Start of Dataset records

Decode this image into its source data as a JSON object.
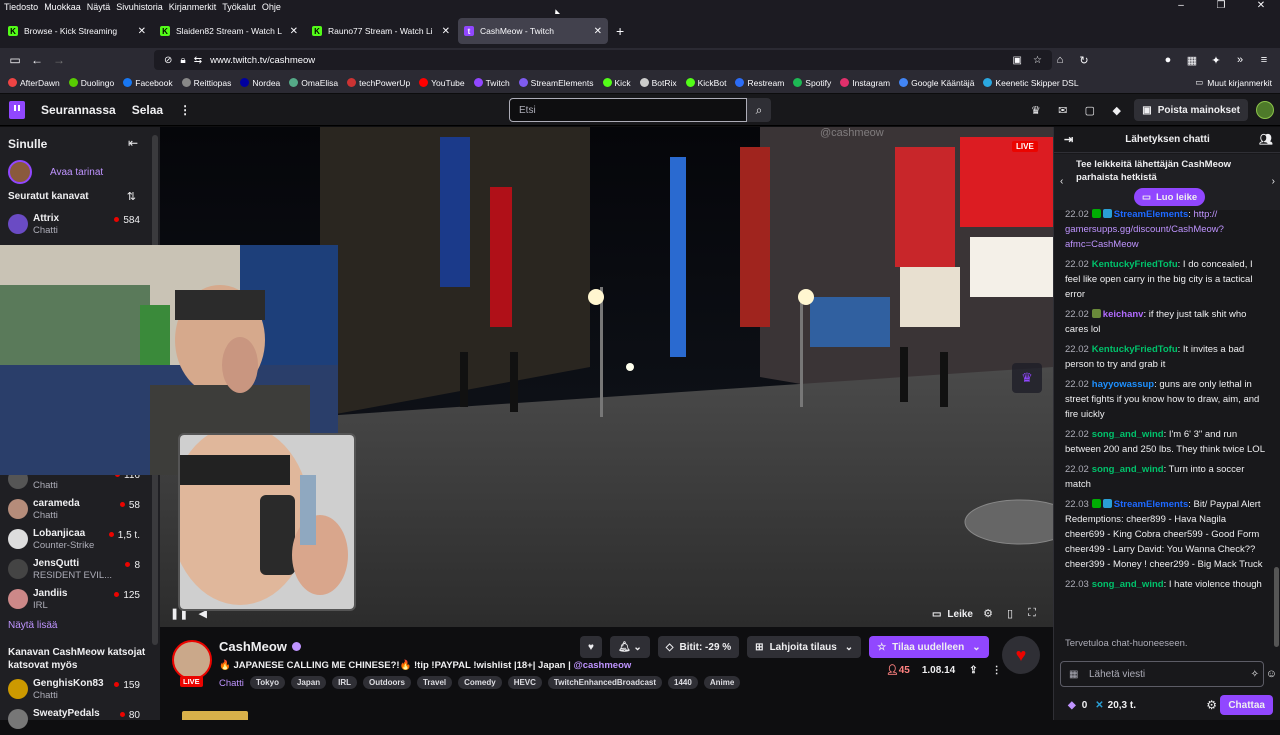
{
  "menubar": [
    "Tiedosto",
    "Muokkaa",
    "Näytä",
    "Sivuhistoria",
    "Kirjanmerkit",
    "Työkalut",
    "Ohje"
  ],
  "tabs": [
    {
      "label": "Browse - Kick Streaming",
      "color": "#53fc18",
      "glyph": "K",
      "active": false
    },
    {
      "label": "Slaiden82 Stream - Watch L",
      "color": "#53fc18",
      "glyph": "K",
      "active": false
    },
    {
      "label": "Rauno77 Stream - Watch Li",
      "color": "#53fc18",
      "glyph": "K",
      "active": false
    },
    {
      "label": "CashMeow - Twitch",
      "color": "#9147ff",
      "glyph": "t",
      "active": true
    }
  ],
  "url": "www.twitch.tv/cashmeow",
  "bookmarks": [
    {
      "label": "AfterDawn",
      "color": "#e44"
    },
    {
      "label": "Duolingo",
      "color": "#58cc02"
    },
    {
      "label": "Facebook",
      "color": "#1877f2"
    },
    {
      "label": "Reittiopas",
      "color": "#888"
    },
    {
      "label": "Nordea",
      "color": "#0000a0"
    },
    {
      "label": "OmaElisa",
      "color": "#5a8"
    },
    {
      "label": "techPowerUp",
      "color": "#c33"
    },
    {
      "label": "YouTube",
      "color": "#f00"
    },
    {
      "label": "Twitch",
      "color": "#9147ff"
    },
    {
      "label": "StreamElements",
      "color": "#7e5bef"
    },
    {
      "label": "Kick",
      "color": "#53fc18"
    },
    {
      "label": "BotRix",
      "color": "#ccc"
    },
    {
      "label": "KickBot",
      "color": "#53fc18"
    },
    {
      "label": "Restream",
      "color": "#2b6cf6"
    },
    {
      "label": "Spotify",
      "color": "#1db954"
    },
    {
      "label": "Instagram",
      "color": "#e1306c"
    },
    {
      "label": "Google Kääntäjä",
      "color": "#4285f4"
    },
    {
      "label": "Keenetic Skipper DSL",
      "color": "#2aa7e0"
    }
  ],
  "bookmarks_other": "Muut kirjanmerkit",
  "header": {
    "following": "Seurannassa",
    "browse": "Selaa",
    "search_placeholder": "Etsi",
    "ad_button": "Poista mainokset"
  },
  "sidebar": {
    "title": "Sinulle",
    "stories": "Avaa tarinat",
    "followed_title": "Seuratut kanavat",
    "channels": [
      {
        "name": "Attrix",
        "game": "Chatti",
        "viewers": "584",
        "color": "#6a4bc4"
      },
      {
        "name": "",
        "game": "Chatti",
        "viewers": "116",
        "color": "#555"
      },
      {
        "name": "carameda",
        "game": "Chatti",
        "viewers": "58",
        "color": "#b58c7a"
      },
      {
        "name": "Lobanjicaa",
        "game": "Counter-Strike",
        "viewers": "1,5 t.",
        "color": "#ddd"
      },
      {
        "name": "JensQutti",
        "game": "RESIDENT EVIL...",
        "viewers": "8",
        "color": "#444"
      },
      {
        "name": "Jandiis",
        "game": "IRL",
        "viewers": "125",
        "color": "#c88"
      }
    ],
    "show_more": "Näytä lisää",
    "also_watch": "Kanavan CashMeow katsojat katsovat myös",
    "also_channels": [
      {
        "name": "GenghisKon83",
        "game": "Chatti",
        "viewers": "159",
        "color": "#c90"
      },
      {
        "name": "SweatyPedals",
        "game": "",
        "viewers": "80",
        "color": "#777"
      }
    ]
  },
  "video": {
    "watermark": "@cashmeow",
    "live": "LIVE",
    "clip": "Leike"
  },
  "info": {
    "channel": "CashMeow",
    "live_tag": "LIVE",
    "title": "🔥 JAPANESE CALLING ME CHINESE?!🔥 !tip !PAYPAL !wishlist |18+| Japan | ",
    "title_handle": "@cashmeow",
    "category": "Chatti",
    "tags": [
      "Tokyo",
      "Japan",
      "IRL",
      "Outdoors",
      "Travel",
      "Comedy",
      "HEVC",
      "TwitchEnhancedBroadcast",
      "1440",
      "Anime"
    ],
    "bits": "Bitit: -29 %",
    "gift": "Lahjoita tilaus",
    "subscribe": "Tilaa uudelleen",
    "viewers": "45",
    "uptime": "1.08.14"
  },
  "chat": {
    "title": "Lähetyksen chatti",
    "promo": "Tee leikkeitä lähettäjän CashMeow parhaista hetkistä",
    "clip_button": "Luo leike",
    "messages": [
      {
        "time": "22.02",
        "user": "StreamElements",
        "color": "#1e69ff",
        "text": "",
        "link": "http:// gamersupps.gg/discount/CashMeow? afmc=CashMeow",
        "badges": true
      },
      {
        "time": "22.02",
        "user": "KentuckyFriedTofu",
        "color": "#00c26b",
        "text": ": I do concealed, I feel like open carry in the big city is a tactical error",
        "link": "",
        "badges": false
      },
      {
        "time": "22.02",
        "user": "keichanv",
        "color": "#b16bff",
        "text": ": if they just talk shit who cares lol",
        "link": "",
        "badges": false
      },
      {
        "time": "22.02",
        "user": "KentuckyFriedTofu",
        "color": "#00c26b",
        "text": ": It invites a bad person to try and grab it",
        "link": "",
        "badges": false
      },
      {
        "time": "22.02",
        "user": "hayyowassup",
        "color": "#1e90ff",
        "text": ": guns are only lethal in street fights if you know how to draw, aim, and fire uickly",
        "link": "",
        "badges": false
      },
      {
        "time": "22.02",
        "user": "song_and_wind",
        "color": "#00c26b",
        "text": ": I'm 6' 3\" and run between 200 and 250 lbs. They think twice LOL",
        "link": "",
        "badges": false
      },
      {
        "time": "22.02",
        "user": "song_and_wind",
        "color": "#00c26b",
        "text": ": Turn into a soccer match",
        "link": "",
        "badges": false
      },
      {
        "time": "22.03",
        "user": "StreamElements",
        "color": "#1e69ff",
        "text": ": Bit/ Paypal Alert Redemptions: cheer899 - Hava Nagila cheer699 - King Cobra cheer599 - Good Form cheer499 - Larry David: You Wanna Check?? cheer399 - Money ! cheer299 - Big Mack Truck",
        "link": "",
        "badges": true
      },
      {
        "time": "22.03",
        "user": "song_and_wind",
        "color": "#00c26b",
        "text": ": I hate violence though",
        "link": "",
        "badges": false
      }
    ],
    "welcome": "Tervetuloa chat-huoneeseen.",
    "input_placeholder": "Lähetä viesti",
    "points": "0",
    "bits_count": "20,3 t.",
    "send": "Chattaa"
  }
}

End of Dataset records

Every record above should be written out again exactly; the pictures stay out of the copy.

Decode this image into its source data as a JSON object.
{
  "menubar": [
    "Tiedosto",
    "Muokkaa",
    "Näytä",
    "Sivuhistoria",
    "Kirjanmerkit",
    "Työkalut",
    "Ohje"
  ],
  "tabs": [
    {
      "label": "Browse - Kick Streaming",
      "color": "#53fc18",
      "glyph": "K",
      "active": false
    },
    {
      "label": "Slaiden82 Stream - Watch L",
      "color": "#53fc18",
      "glyph": "K",
      "active": false
    },
    {
      "label": "Rauno77 Stream - Watch Li",
      "color": "#53fc18",
      "glyph": "K",
      "active": false
    },
    {
      "label": "CashMeow - Twitch",
      "color": "#9147ff",
      "glyph": "t",
      "active": true
    }
  ],
  "url": "www.twitch.tv/cashmeow",
  "bookmarks": [
    {
      "label": "AfterDawn",
      "color": "#e44"
    },
    {
      "label": "Duolingo",
      "color": "#58cc02"
    },
    {
      "label": "Facebook",
      "color": "#1877f2"
    },
    {
      "label": "Reittiopas",
      "color": "#888"
    },
    {
      "label": "Nordea",
      "color": "#0000a0"
    },
    {
      "label": "OmaElisa",
      "color": "#5a8"
    },
    {
      "label": "techPowerUp",
      "color": "#c33"
    },
    {
      "label": "YouTube",
      "color": "#f00"
    },
    {
      "label": "Twitch",
      "color": "#9147ff"
    },
    {
      "label": "StreamElements",
      "color": "#7e5bef"
    },
    {
      "label": "Kick",
      "color": "#53fc18"
    },
    {
      "label": "BotRix",
      "color": "#ccc"
    },
    {
      "label": "KickBot",
      "color": "#53fc18"
    },
    {
      "label": "Restream",
      "color": "#2b6cf6"
    },
    {
      "label": "Spotify",
      "color": "#1db954"
    },
    {
      "label": "Instagram",
      "color": "#e1306c"
    },
    {
      "label": "Google Kääntäjä",
      "color": "#4285f4"
    },
    {
      "label": "Keenetic Skipper DSL",
      "color": "#2aa7e0"
    }
  ],
  "bookmarks_other": "Muut kirjanmerkit",
  "header": {
    "following": "Seurannassa",
    "browse": "Selaa",
    "search_placeholder": "Etsi",
    "ad_button": "Poista mainokset"
  },
  "sidebar": {
    "title": "Sinulle",
    "stories": "Avaa tarinat",
    "followed_title": "Seuratut kanavat",
    "channels": [
      {
        "name": "Attrix",
        "game": "Chatti",
        "viewers": "584",
        "color": "#6a4bc4"
      },
      {
        "name": "",
        "game": "Chatti",
        "viewers": "116",
        "color": "#555"
      },
      {
        "name": "carameda",
        "game": "Chatti",
        "viewers": "58",
        "color": "#b58c7a"
      },
      {
        "name": "Lobanjicaa",
        "game": "Counter-Strike",
        "viewers": "1,5 t.",
        "color": "#ddd"
      },
      {
        "name": "JensQutti",
        "game": "RESIDENT EVIL...",
        "viewers": "8",
        "color": "#444"
      },
      {
        "name": "Jandiis",
        "game": "IRL",
        "viewers": "125",
        "color": "#c88"
      }
    ],
    "show_more": "Näytä lisää",
    "also_watch": "Kanavan CashMeow katsojat katsovat myös",
    "also_channels": [
      {
        "name": "GenghisKon83",
        "game": "Chatti",
        "viewers": "159",
        "color": "#c90"
      },
      {
        "name": "SweatyPedals",
        "game": "",
        "viewers": "80",
        "color": "#777"
      }
    ]
  },
  "video": {
    "watermark": "@cashmeow",
    "live": "LIVE",
    "clip": "Leike"
  },
  "info": {
    "channel": "CashMeow",
    "live_tag": "LIVE",
    "title": "🔥 JAPANESE CALLING ME CHINESE?!🔥 !tip !PAYPAL !wishlist |18+| Japan | ",
    "title_handle": "@cashmeow",
    "category": "Chatti",
    "tags": [
      "Tokyo",
      "Japan",
      "IRL",
      "Outdoors",
      "Travel",
      "Comedy",
      "HEVC",
      "TwitchEnhancedBroadcast",
      "1440",
      "Anime"
    ],
    "bits": "Bitit: -29 %",
    "gift": "Lahjoita tilaus",
    "subscribe": "Tilaa uudelleen",
    "viewers": "45",
    "uptime": "1.08.14"
  },
  "chat": {
    "title": "Lähetyksen chatti",
    "promo": "Tee leikkeitä lähettäjän CashMeow parhaista hetkistä",
    "clip_button": "Luo leike",
    "messages": [
      {
        "time": "22.02",
        "user": "StreamElements",
        "color": "#1e69ff",
        "text": "",
        "link": "http:// gamersupps.gg/discount/CashMeow? afmc=CashMeow",
        "badges": true
      },
      {
        "time": "22.02",
        "user": "KentuckyFriedTofu",
        "color": "#00c26b",
        "text": ": I do concealed, I feel like open carry in the big city is a tactical error",
        "link": "",
        "badges": false
      },
      {
        "time": "22.02",
        "user": "keichanv",
        "color": "#b16bff",
        "text": ": if they just talk shit who cares lol",
        "link": "",
        "badges": false
      },
      {
        "time": "22.02",
        "user": "KentuckyFriedTofu",
        "color": "#00c26b",
        "text": ": It invites a bad person to try and grab it",
        "link": "",
        "badges": false
      },
      {
        "time": "22.02",
        "user": "hayyowassup",
        "color": "#1e90ff",
        "text": ": guns are only lethal in street fights if you know how to draw, aim, and fire uickly",
        "link": "",
        "badges": false
      },
      {
        "time": "22.02",
        "user": "song_and_wind",
        "color": "#00c26b",
        "text": ": I'm 6' 3\" and run between 200 and 250 lbs. They think twice LOL",
        "link": "",
        "badges": false
      },
      {
        "time": "22.02",
        "user": "song_and_wind",
        "color": "#00c26b",
        "text": ": Turn into a soccer match",
        "link": "",
        "badges": false
      },
      {
        "time": "22.03",
        "user": "StreamElements",
        "color": "#1e69ff",
        "text": ": Bit/ Paypal Alert Redemptions: cheer899 - Hava Nagila cheer699 - King Cobra cheer599 - Good Form cheer499 - Larry David: You Wanna Check?? cheer399 - Money ! cheer299 - Big Mack Truck",
        "link": "",
        "badges": true
      },
      {
        "time": "22.03",
        "user": "song_and_wind",
        "color": "#00c26b",
        "text": ": I hate violence though",
        "link": "",
        "badges": false
      }
    ],
    "welcome": "Tervetuloa chat-huoneeseen.",
    "input_placeholder": "Lähetä viesti",
    "points": "0",
    "bits_count": "20,3 t.",
    "send": "Chattaa"
  }
}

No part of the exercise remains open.